By Matt Hawkins
June 6, 2014
The dangers of distracted driving have been well-publicized, but few consider the impact of distracted walking.
Tyler Lampe DPT ’15 and Lauren Schlink ’12 DPT ’15 learned how simple activities such as walking the dog or talking to the neighbor while out on a walk can have painful consequences. A gentle jostling from a crowd or reading from a text message may seem insignificant, but it also could cause a stumble.
Because cell phones are ubiquitous distracters on a university campus, the pair tested texting’s effects on balance using the Bradley’s Proprio 5000. They discovered the texting distraction mirrored the effect of alcohol on balance that Lampe previously studied.
“Falls are a huge financial burden on healthcare and costs,” Lampe said. “It’s not necessarily texts, but if you go into people’s history, they were doing things that had distractions.”
Best practices for rehabilitation could benefit from this study. Lampe and Schlink suggested physical therapists include more cognitive training with patients. This could be as simple as patients performing balance exercises while holding a conversation with therapists.
Cognitive training though conversations in the therapist’s office also could have a relational benefit to the process.
“It’s great if we can get the cognitive aspect while building rapport and getting them better faster,” Schlink said.
Additionally, improved rehab practices combined with active patient engagement could improve long-term health.
“It’s not just rehab, it’s a lot of prevention,” Lampe said. “A fall exponentially increases the risk for more falls. It’s our job to prevent people from coming in for the same thing again.”
The students also encouraged people to work on balance at home before the threat of a costly fall. Standing on one foot will build balance-related muscles while adding a conversation or watching TV will strengthen the link between physical and cognitive elements.
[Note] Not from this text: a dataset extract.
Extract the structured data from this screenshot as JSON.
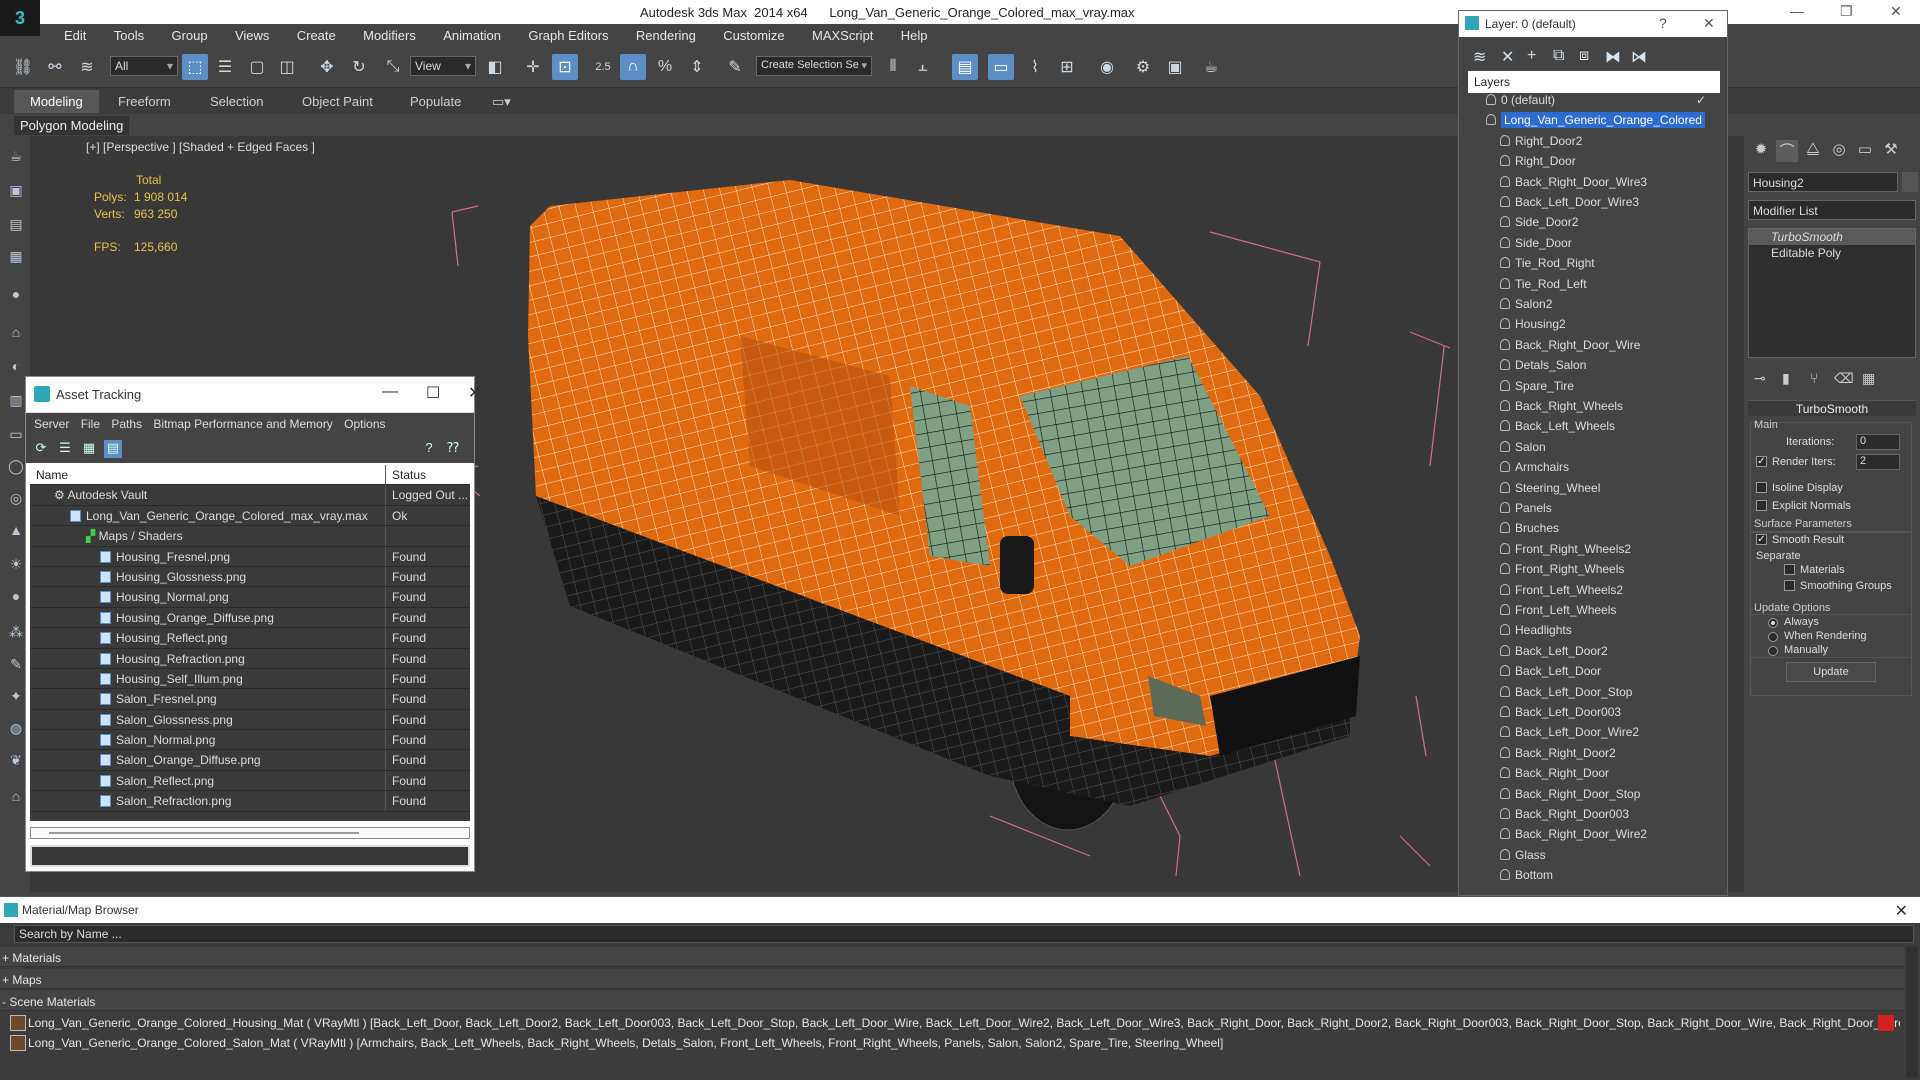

Lampe and Schlink received the President’s Award for their work at the 2014 Student Scholarship Expo, which showcased scholarly work from the University’s graduate school and five colleges.